[Your task] Below are some records; copy each line in them that contains "this".

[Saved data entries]
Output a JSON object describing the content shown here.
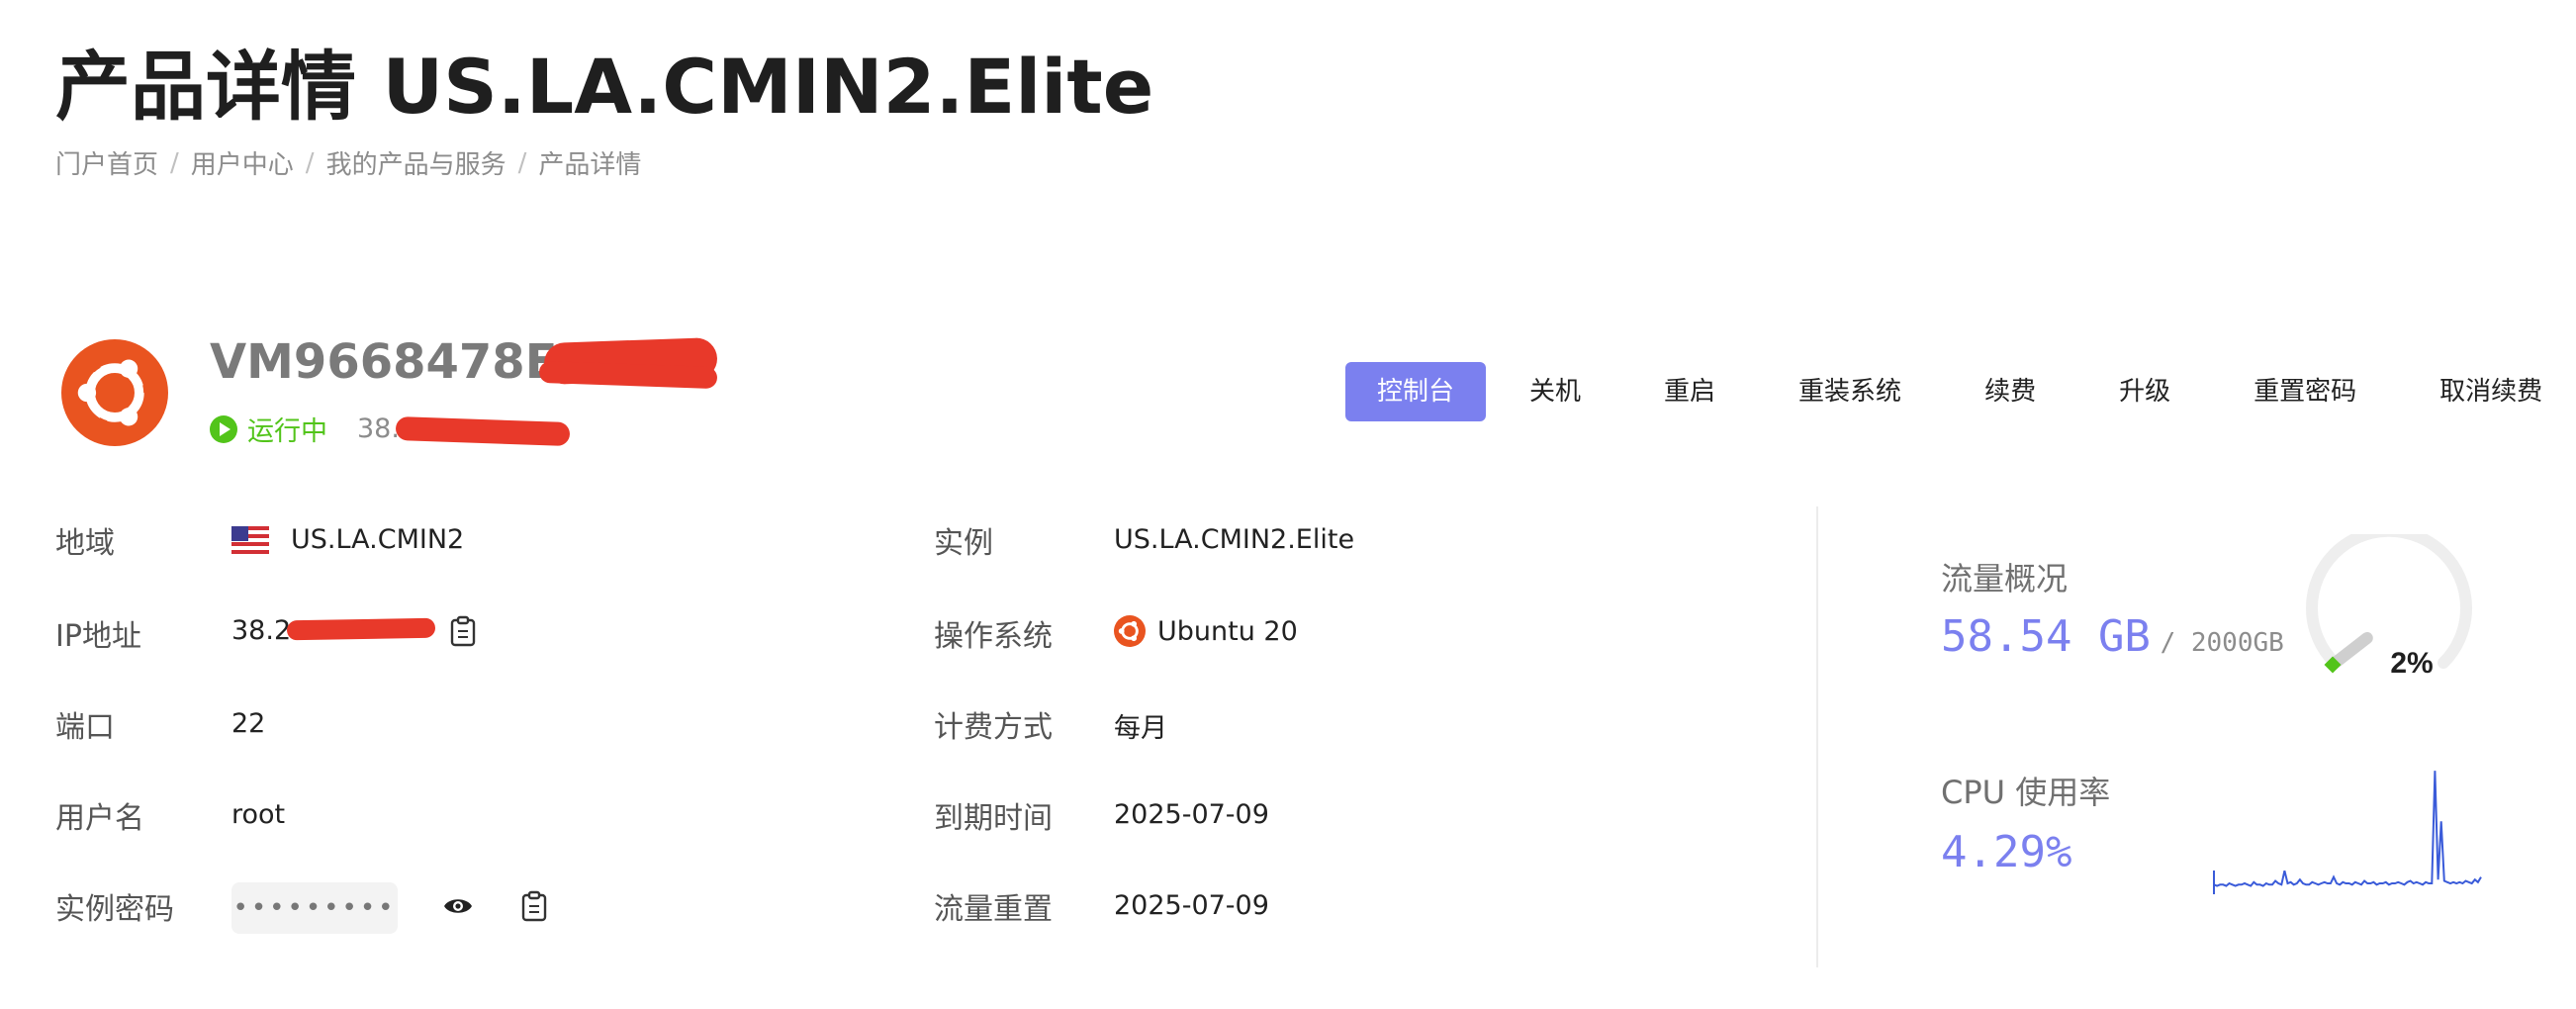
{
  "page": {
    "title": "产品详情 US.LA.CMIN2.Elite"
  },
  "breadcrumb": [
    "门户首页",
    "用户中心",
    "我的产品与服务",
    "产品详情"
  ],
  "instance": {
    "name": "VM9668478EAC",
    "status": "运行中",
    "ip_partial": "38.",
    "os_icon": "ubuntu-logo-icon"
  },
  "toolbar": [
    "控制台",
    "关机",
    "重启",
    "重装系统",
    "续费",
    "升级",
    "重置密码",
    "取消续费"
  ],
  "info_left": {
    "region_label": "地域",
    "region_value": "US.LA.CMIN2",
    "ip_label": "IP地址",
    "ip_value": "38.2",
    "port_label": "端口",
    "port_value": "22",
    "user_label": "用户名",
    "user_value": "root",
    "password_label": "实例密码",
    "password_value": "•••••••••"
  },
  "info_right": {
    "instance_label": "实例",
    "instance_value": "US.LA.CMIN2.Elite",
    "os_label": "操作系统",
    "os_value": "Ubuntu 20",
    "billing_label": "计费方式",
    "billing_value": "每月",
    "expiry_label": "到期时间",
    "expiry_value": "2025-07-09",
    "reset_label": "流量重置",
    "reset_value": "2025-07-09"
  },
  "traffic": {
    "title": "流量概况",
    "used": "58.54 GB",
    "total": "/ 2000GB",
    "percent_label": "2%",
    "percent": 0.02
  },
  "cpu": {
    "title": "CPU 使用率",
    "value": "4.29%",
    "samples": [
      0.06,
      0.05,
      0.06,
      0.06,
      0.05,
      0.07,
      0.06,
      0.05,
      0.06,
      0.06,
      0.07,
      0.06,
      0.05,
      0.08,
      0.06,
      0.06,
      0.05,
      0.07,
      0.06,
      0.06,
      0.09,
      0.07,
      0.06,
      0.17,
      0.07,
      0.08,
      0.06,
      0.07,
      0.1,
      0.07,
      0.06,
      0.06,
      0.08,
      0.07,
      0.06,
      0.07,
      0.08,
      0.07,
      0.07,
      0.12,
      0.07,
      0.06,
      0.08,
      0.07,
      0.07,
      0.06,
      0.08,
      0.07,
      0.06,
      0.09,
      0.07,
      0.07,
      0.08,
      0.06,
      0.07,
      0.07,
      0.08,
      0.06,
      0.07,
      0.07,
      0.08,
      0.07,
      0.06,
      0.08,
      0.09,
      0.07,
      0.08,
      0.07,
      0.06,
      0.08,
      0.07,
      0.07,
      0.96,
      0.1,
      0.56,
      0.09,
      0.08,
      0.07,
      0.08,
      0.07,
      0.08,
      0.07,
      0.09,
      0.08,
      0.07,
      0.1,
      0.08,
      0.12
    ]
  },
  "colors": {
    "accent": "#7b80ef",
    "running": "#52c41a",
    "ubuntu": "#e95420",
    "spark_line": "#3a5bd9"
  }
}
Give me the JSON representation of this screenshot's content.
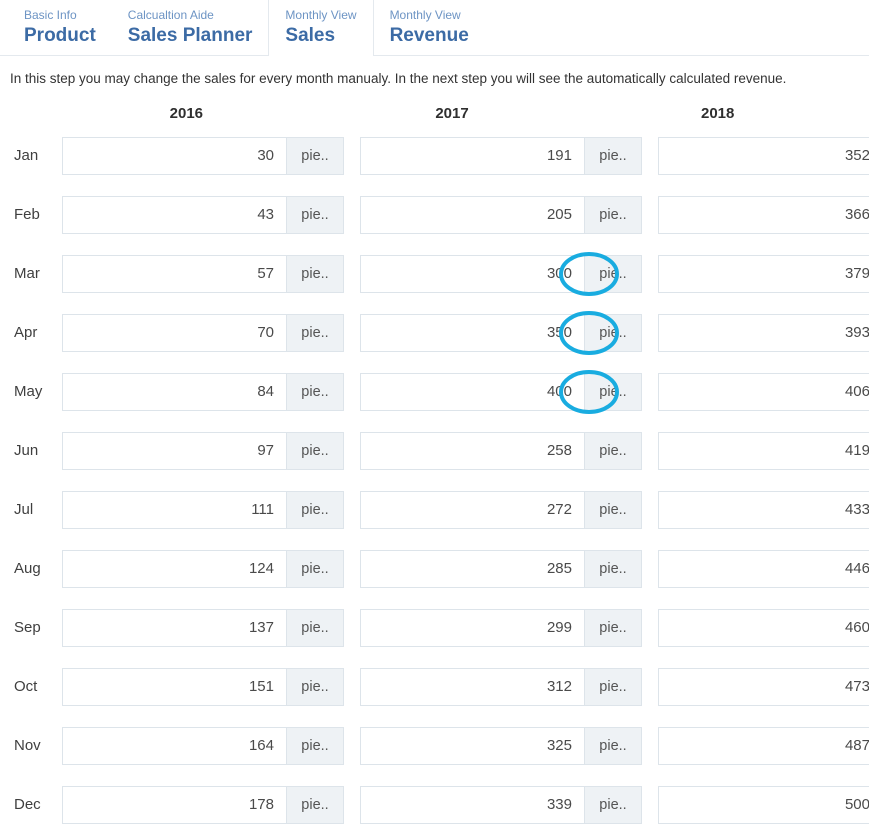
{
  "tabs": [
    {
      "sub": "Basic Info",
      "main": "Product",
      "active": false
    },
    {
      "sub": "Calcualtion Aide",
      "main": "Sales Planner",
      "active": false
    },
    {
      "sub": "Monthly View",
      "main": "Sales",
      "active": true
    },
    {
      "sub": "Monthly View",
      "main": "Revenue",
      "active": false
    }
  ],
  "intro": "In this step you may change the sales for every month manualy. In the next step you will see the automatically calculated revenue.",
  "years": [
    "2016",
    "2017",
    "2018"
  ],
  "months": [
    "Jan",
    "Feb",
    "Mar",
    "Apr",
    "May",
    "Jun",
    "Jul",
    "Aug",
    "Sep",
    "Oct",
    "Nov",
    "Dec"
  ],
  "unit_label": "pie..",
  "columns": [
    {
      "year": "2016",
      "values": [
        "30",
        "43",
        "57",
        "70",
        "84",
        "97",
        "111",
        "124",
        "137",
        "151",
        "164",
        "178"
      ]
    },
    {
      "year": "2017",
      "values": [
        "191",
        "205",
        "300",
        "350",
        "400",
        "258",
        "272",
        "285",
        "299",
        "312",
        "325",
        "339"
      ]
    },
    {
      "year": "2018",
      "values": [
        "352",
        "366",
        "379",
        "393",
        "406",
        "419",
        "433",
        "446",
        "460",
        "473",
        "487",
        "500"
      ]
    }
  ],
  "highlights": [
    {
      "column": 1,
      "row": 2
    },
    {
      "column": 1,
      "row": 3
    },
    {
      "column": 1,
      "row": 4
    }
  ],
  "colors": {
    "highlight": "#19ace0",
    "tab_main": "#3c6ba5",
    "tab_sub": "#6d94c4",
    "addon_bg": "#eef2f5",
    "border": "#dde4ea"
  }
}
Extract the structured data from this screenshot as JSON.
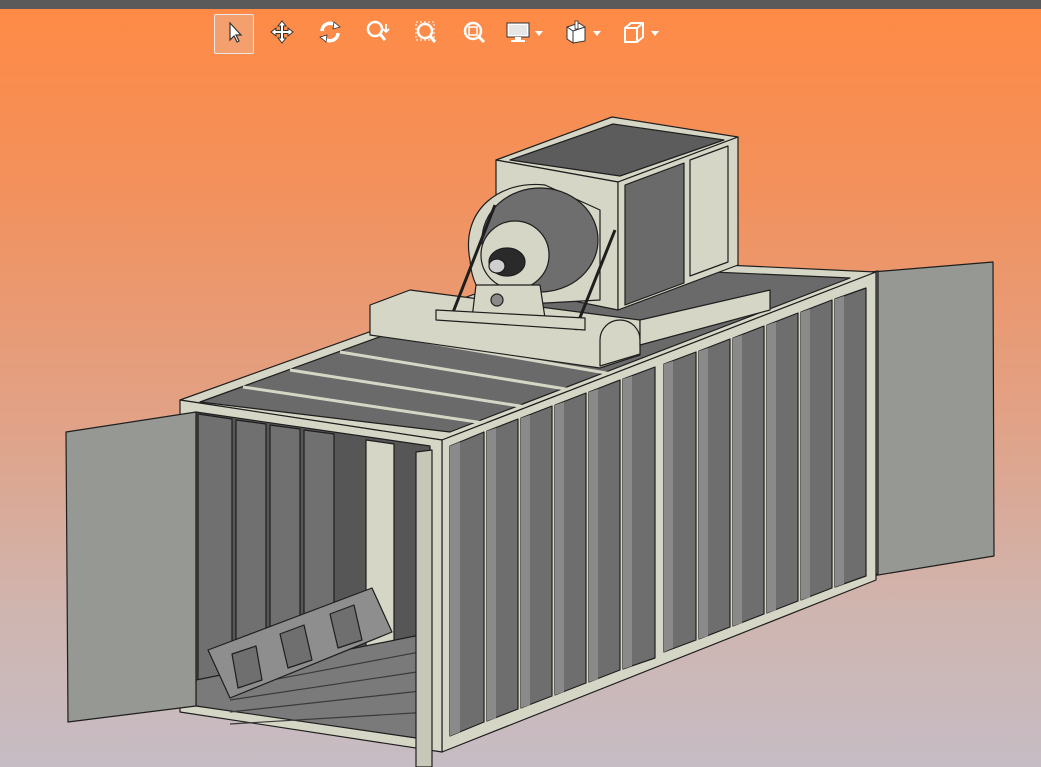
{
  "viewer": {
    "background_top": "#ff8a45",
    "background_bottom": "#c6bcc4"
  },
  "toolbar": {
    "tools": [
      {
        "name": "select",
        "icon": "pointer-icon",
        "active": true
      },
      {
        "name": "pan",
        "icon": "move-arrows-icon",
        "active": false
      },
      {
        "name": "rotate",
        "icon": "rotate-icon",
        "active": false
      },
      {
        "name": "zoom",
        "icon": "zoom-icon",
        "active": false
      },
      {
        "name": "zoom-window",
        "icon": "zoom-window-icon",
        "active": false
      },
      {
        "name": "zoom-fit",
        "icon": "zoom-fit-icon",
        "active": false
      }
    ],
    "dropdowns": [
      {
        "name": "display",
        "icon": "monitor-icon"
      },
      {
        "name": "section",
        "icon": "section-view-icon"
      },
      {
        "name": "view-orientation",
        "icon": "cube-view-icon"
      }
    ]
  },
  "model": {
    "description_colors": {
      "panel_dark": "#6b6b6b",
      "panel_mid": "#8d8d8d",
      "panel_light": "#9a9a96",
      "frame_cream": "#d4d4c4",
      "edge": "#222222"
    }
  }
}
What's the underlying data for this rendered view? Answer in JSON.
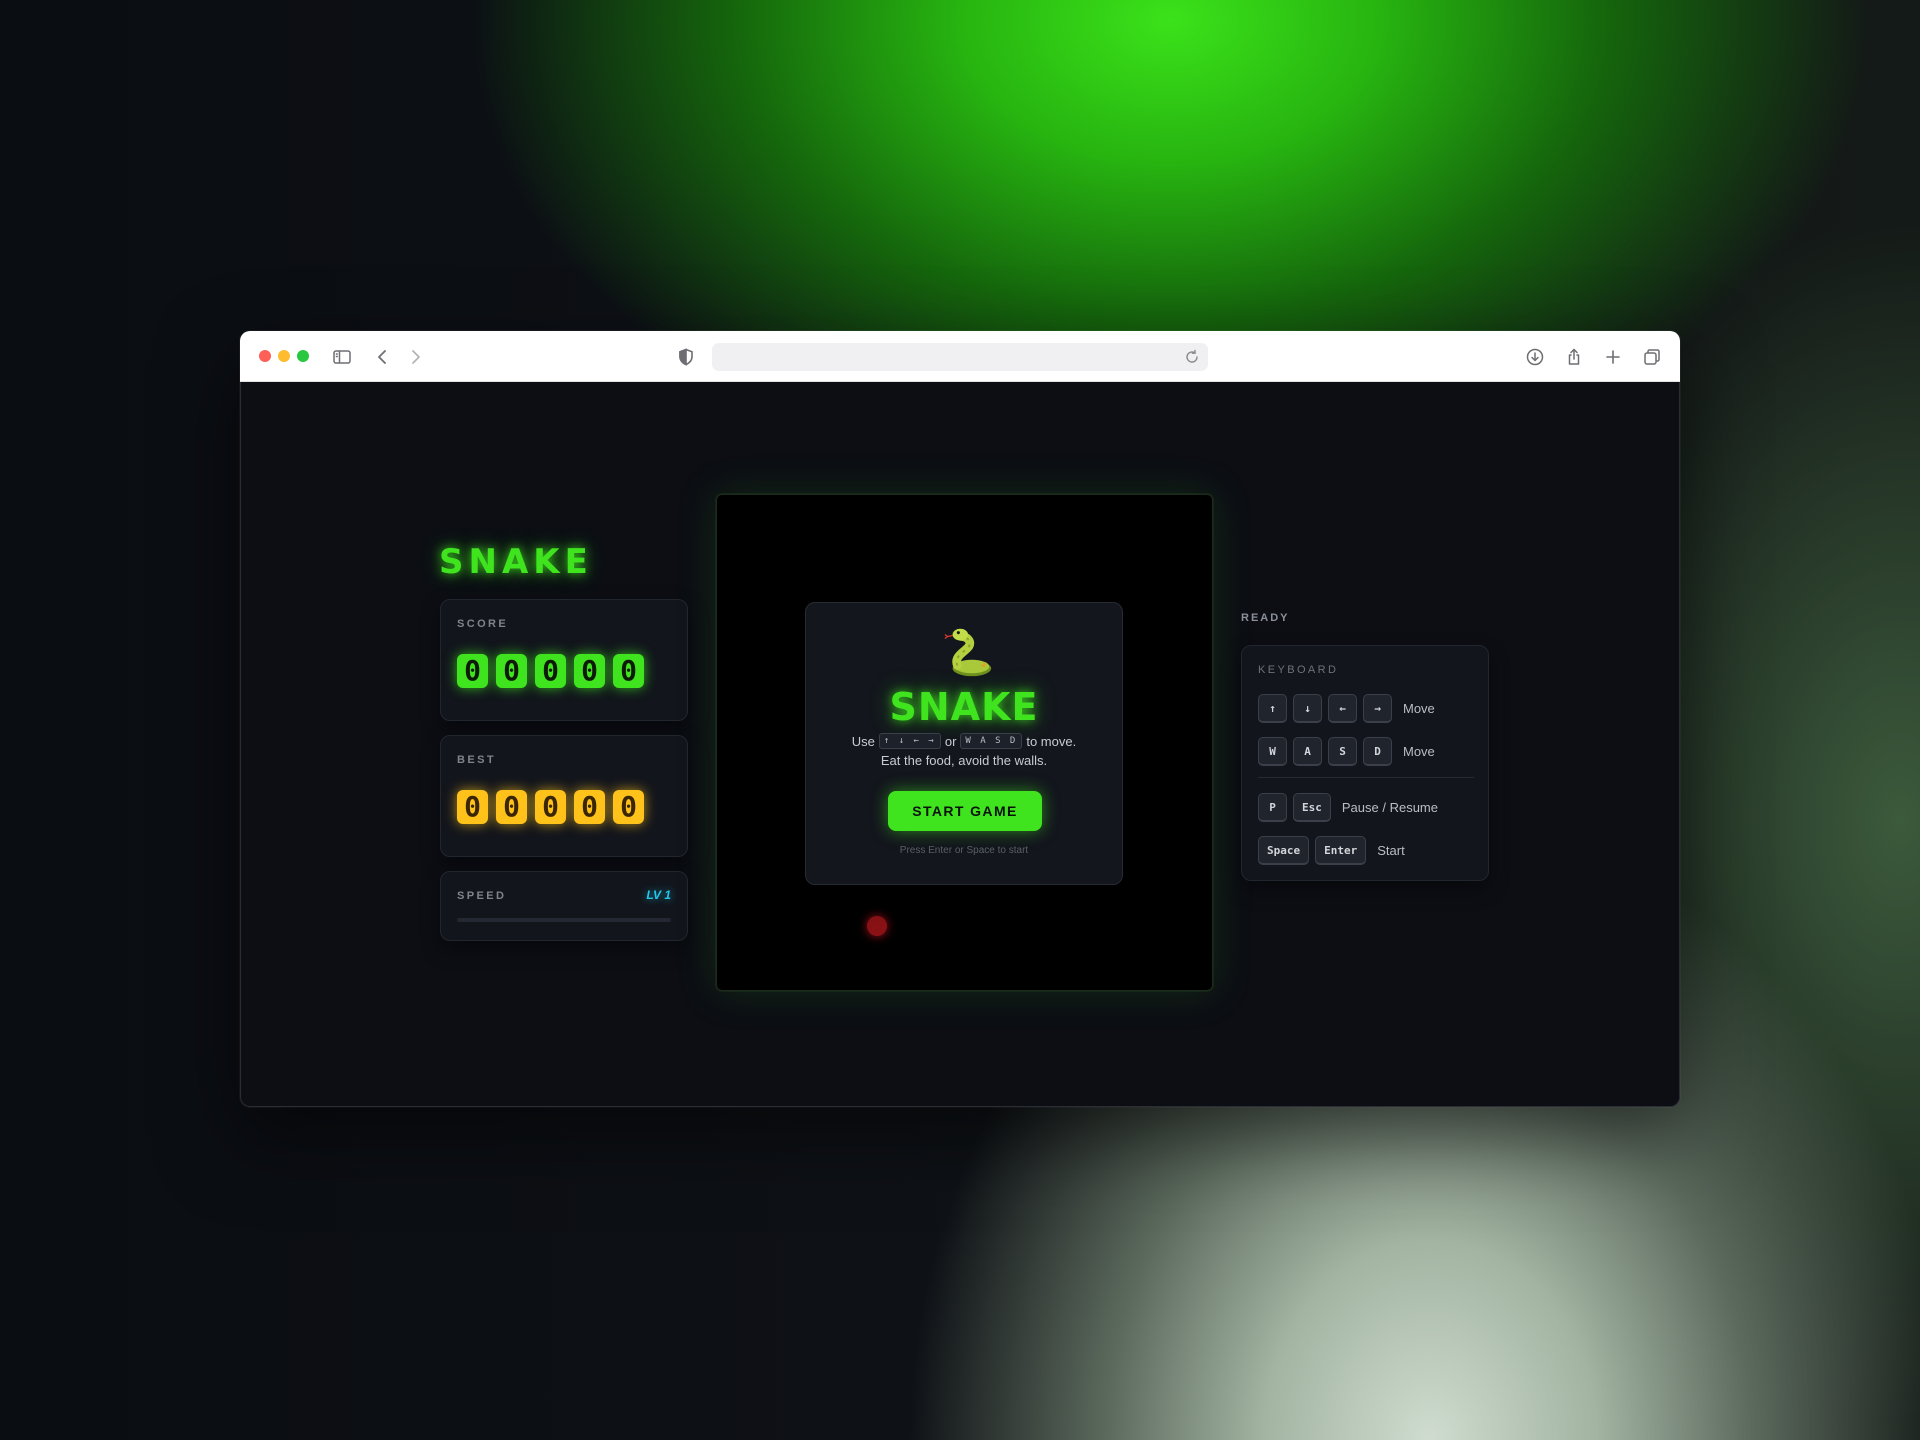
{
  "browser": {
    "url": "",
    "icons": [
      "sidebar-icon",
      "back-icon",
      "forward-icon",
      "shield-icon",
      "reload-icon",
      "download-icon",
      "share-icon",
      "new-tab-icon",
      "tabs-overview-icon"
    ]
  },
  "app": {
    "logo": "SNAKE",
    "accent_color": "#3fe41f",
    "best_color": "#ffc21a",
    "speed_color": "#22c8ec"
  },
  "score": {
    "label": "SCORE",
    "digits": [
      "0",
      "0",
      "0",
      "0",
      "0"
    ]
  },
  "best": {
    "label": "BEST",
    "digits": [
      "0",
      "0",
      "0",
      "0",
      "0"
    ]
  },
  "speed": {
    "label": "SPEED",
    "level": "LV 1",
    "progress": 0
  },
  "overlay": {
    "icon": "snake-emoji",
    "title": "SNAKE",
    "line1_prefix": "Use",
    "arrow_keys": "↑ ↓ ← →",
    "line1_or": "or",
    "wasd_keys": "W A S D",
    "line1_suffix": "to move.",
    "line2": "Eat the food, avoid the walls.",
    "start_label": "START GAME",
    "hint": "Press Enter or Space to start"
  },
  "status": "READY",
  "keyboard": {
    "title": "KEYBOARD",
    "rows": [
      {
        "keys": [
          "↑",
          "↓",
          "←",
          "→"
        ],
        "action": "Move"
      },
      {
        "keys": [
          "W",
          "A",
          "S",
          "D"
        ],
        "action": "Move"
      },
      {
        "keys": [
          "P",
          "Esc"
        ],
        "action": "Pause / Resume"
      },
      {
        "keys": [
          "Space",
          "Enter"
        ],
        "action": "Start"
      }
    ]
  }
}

[Response]
Give me the JSON representation of this screenshot's content.
  "intro": "In this step you may change the sales for every month manualy. In the next step you will see the automatically calculated revenue.",
Extract the structured data from this screenshot as JSON.
What's the underlying data for this rendered view? Answer in JSON.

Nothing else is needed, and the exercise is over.